I saw Star Trek: Insurrection (1998, directed by Jonathan Frakes) the day it opened, but I remembered almost nothing about it when I sat down to re-watch it. It's only been--oh, wow, 13 years. Time does fly. Anyway, I get the feeling that I'm not the only one who has kind of forgotten about it. Netflix doesn't have it, for one example, which is kind of a shock given that it's an entry in one of the key movie franchises of the last forty years. I almost never hear anyone talk about it. And no wonder. As I've been grinding through the Star Trek movies over the last year, I've been dreading the end films because my memory of them is that they suck. This dominant thought has drowned out every other thought I may once have entertained about them. This is not the best way to approach them, but fair or not, it's what I have to work with.
Insurrection, it turns out, is not as bad as I remembered it being, but it's bad enough. It's not Star Trek V bad. It may even be better than a couple of other installments, though I won't swear to that. What it IS, though, is conflicted.

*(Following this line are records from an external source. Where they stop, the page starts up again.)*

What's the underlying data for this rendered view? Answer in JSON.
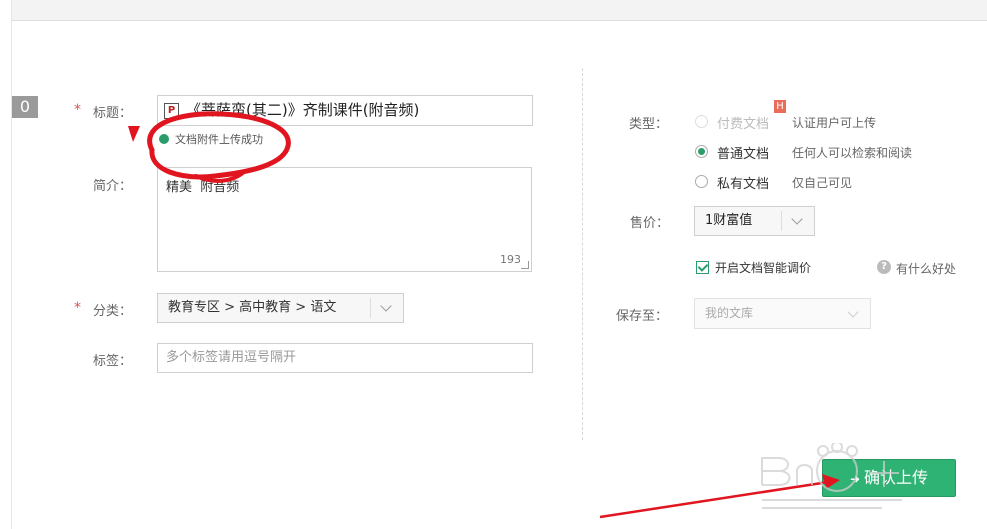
{
  "badge_number": "0",
  "form": {
    "required_mark": "*",
    "title_label": "标题：",
    "title_value": "《菩萨蛮(其二)》齐制课件(附音频)",
    "file_type_icon": "P",
    "upload_status": "文档附件上传成功",
    "desc_label": "简介：",
    "desc_value": "精美  附音频",
    "desc_count": "193",
    "category_label": "分类：",
    "category_value": "教育专区 > 高中教育 > 语文",
    "tags_label": "标签：",
    "tags_placeholder": "多个标签请用逗号隔开"
  },
  "settings": {
    "type_label": "类型：",
    "types": [
      {
        "label": "付费文档",
        "note": "认证用户可上传",
        "selected": false,
        "disabled": true,
        "badge": "H"
      },
      {
        "label": "普通文档",
        "note": "任何人可以检索和阅读",
        "selected": true,
        "disabled": false
      },
      {
        "label": "私有文档",
        "note": "仅自己可见",
        "selected": false,
        "disabled": false
      }
    ],
    "price_label": "售价：",
    "price_value": "1财富值",
    "smart_price_label": "开启文档智能调价",
    "smart_price_checked": true,
    "help_icon_glyph": "?",
    "help_label": "有什么好处",
    "save_label": "保存至：",
    "save_value": "我的文库"
  },
  "confirm_button": "确认上传",
  "colors": {
    "accent": "#2fb374",
    "annotation": "#e0151f",
    "required": "#d9534f"
  },
  "icons": [
    "file-ppt-icon",
    "chevron-down-icon",
    "help-icon",
    "arrow-right-icon"
  ]
}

The set-up finds a group of Federation agents watching the Ba'ku, an agrarian society on a planet in an unruly part of space called "the Briar Patch," where communications are difficult. The beginning of the movie finds Commander Data going berserk and revealing the presence of the observers in defiance of the Prime Directive. Data takes the research team hostage and Picard and the Enterprise quickly remove themselves to the Briar Patch to see what's got into him. What they find is a shady operation being masterminded by the weaselly Admiral Dougherty and the repulsive Son'a, a race of plastic surgery freaks who are deteriorating after years of pursuing extended life. The home of the Ba'ku, it seems, is the Star Trek equivalent of the fountain of youth. The Ba'ku have some surprises up their sleeve, too, in so far as they have all the technological capability of a space faring race, but have chosen, instead, to turn their home into a luddite commune. With greatly extended lives, they have moved beyond technology. The Son'a want to relocate the Ba'ku, forcibly, and extract the secret of the their environment to disseminate with their allies in the Federation. They have darker motives, too, of course, which the movie reveals in due time. Meanwhile, the crew of the Enterprise reacts to the environment in a fit of misplaced youth. Riker and Troi get on like rutting teenagers, Worf has the Klingon equivalent of an acne problem, and La Forge's eyes grow back.
The ethical dilemma here is one that Star Trek has dealt with before: do the needs of the few outweigh the needs of the many? The movie weighs the idyllic lifestyle of the Ba'ku, who number only 600, against the lives of billions, and frames it in terms sure to rankle anyone of Native American ancestry: how big does a population have to be before it becomes immoral to expell them and steal their land. In America, the numbers involved would equate to a mid-sized eminent domain action. The movie muddies things considerably, though, by making the Son'a truly repulsive. The freakishness of their lifestyle is only the tip of the iceberg; the movie also has them using banned weapons of mass destruction against their "allies," and notes that they engage in slave taking among conquered races and manufacture narcotics. Their liaison with the Federation is shown to be lacking in any kind of moral compass, willing to accede to any means necessary. He's the embodiment of an opportunistic politician. In other words, the way this is framed is totally slanted news. And it's stupid, too, given that it's so unnecessary. If merely being on the planet has regenerative properties, and if the Baku only occupy their one little corner, why can't they share? Nobody even broaches the subject, though the movie covers its tracks with a blood feud subplot.
It doesn't take a genius to suss out that our heroes might be on very shaky moral ground. It drains some of the fun out of the movie and I think the filmmakers know it.
This is a pretty good-looking movie, even if the depiction of the Ba'ku seems kind of a hippie fantasy filtered through a theme park architectural sensibility. The location work is generally pleasing to the eye, and the film takes further advantage of the then-accelerating CGI revolution. It's also nice to see Picard have a romantic interest. But while these are all niceties, the rest seems like an overcompensation. Like Star Trek IV and V before it, this movie has an insufferable case of the cutes, whether it's Picard's tactic of overcoming Data's positronic malfunctioning at the beginning of the movie with Gilbert and Sullivan--with Worf and Data singing along--or Riker turning into a horn dog or Worf's dermatological crises, Insurrection is chock full of cringe-worthy "character" moments. These, unfortunately, overwhelm the movie. It's a pity, too, because occasionally, there are moments of great beauty here, whether it's the scenery or a fleeting shot of a humming bird suspended in time like it was suspended in amber. These are suggestive of a group of totally game filmmakers undone by the screenplay. Jonathan Frakes was clearly ready to make a pretty good movie. Patrick Stewart and Donna Murphy were totally ready to make an unabashed romantic epic. You can sense this in the interstitial spaces between the rote of Star Trek. But instead, they got this. They got a muddle of low comedy and an ethical problem with a cinematic solution not even the filmmakers endorse with much enthusiasm.